- Did you check if 5 of them might be in status "unknown" as I mention in step 10? Those are still counted by MAT but are "on their way out" I guess.


Dan said...

This was super useful, thanks. I was pulling my hair out trying to find a way to examine my heap at time of OOM crash. And instead of being a bitmap leak (as I had suspected), it was actually leaking massive quantities of ints :-)

Anonymous said...

Wow, this was unbelievably helpful. Thank you for taking the time to write this up. Life saver.

I just wanted to post this in case anyone else was confused by step four as I was. "Take the first column (named PID). Send a signal 10 to that process via:" The command above says:
adb shell kill -10 but didn't say where the PID should go in it. It should look like this: adb shell kill -10 PID So if your PID is 400, then it would say "adb shell kill -10 400"

Again, awesome article. Thank you so much.

Mičo said...

Excellent post, thanks for clearifying the use of MAT to me as it isn't the most easy tool to use. Keep up the good work!

Anonymous said...

I guess you will want to add a twitter icon to your blog. Just marked down the blog, however I must do it by hand. Simply my suggestion.

Techie said...

Twitter icon has been present on the right for a while now... So either you meant something else or just missed it :)

Anonymous said...

Awesome !!!
Thanks for sharing this. It really helped us a lot.3 days of struggle ended in 10 mins :-)

Great job.

Shubham said...

I reduce size of Bitmap Image using options.inSampleSize=5;

but here Image Quality also goes down.

So how to reduce the total file size (in Bytes) of a Bitmap in Android without a loss of quality?


Anonymous said...

Svaka ti cast brate!!!

Excellent work!!!

Respect from Serbia.

qyw said...

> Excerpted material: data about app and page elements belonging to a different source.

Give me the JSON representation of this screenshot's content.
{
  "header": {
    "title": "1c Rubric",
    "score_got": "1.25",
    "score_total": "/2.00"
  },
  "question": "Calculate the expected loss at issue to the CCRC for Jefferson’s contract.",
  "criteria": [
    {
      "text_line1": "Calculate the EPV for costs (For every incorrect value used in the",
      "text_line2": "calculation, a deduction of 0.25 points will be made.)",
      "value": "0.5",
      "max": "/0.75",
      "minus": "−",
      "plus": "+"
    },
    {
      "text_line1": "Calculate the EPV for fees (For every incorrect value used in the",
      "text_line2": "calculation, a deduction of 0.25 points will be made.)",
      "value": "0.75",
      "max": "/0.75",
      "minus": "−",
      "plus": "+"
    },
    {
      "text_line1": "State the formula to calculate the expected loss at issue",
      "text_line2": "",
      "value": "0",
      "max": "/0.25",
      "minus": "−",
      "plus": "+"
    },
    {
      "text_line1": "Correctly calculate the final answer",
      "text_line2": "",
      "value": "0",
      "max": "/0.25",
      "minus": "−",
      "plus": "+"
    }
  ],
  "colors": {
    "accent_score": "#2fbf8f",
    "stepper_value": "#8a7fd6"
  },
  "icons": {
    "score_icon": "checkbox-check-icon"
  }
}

thanks for the guide for using Memory Analyzer. it is very useful.

my project is multi-thread, some tasks are holding the reference,so that the memory can not be released. It is hard to find where the leak is and how to fix them. could you give me some hints and instruction about how to find the memory leak in multi-task and how to fix them. thanks a lot

Techie said...

@qyw: I assume you mean certain threads are holding on to some objects, while none should at a certain point in time. The MAT tool will still show those objects that are not released, independent of how many threads you have. Your knowledge of the app then comes into play to figure out which threads could be the one(s) that still keep references to those objects when they shouldn't. So I think it does not make that much of a difference, one or many threads. All my apps have stuff running in the background anyway (like retrieving images or doing a webservice call), and I was able to use MAT to find memory leaks as described in the article, together with the knowledge how the app works. Hope this helps a bit...

Honza said...

Thanks! Really helpful

Rahim said...

Great work !!! Worth a million !!!

SureshCA said...

Excellent article. I was struggling to understand the memory usage in my app and after I read this it helped a lot and solved my apps memory leaks. Thanks for sharing this information

Unknown said...

Thanks for this article!

Dumping HPROF via SIGUSR1 does no longer work on newer emulators because of

Dumping HPROF via DDMS still works, though.

On devices you usually cannot chmod 777 /data/misc, unless you're root, btw.

Unknown said...

And, one needs to convert the Android HPROF file before it is usable in MAT:

Techie said...

@Unknown: thanks for the tips/updates. Re: "convert the Android HPROF file before it is usable in MAT", that is in step 6 of the post, or do you mean something else?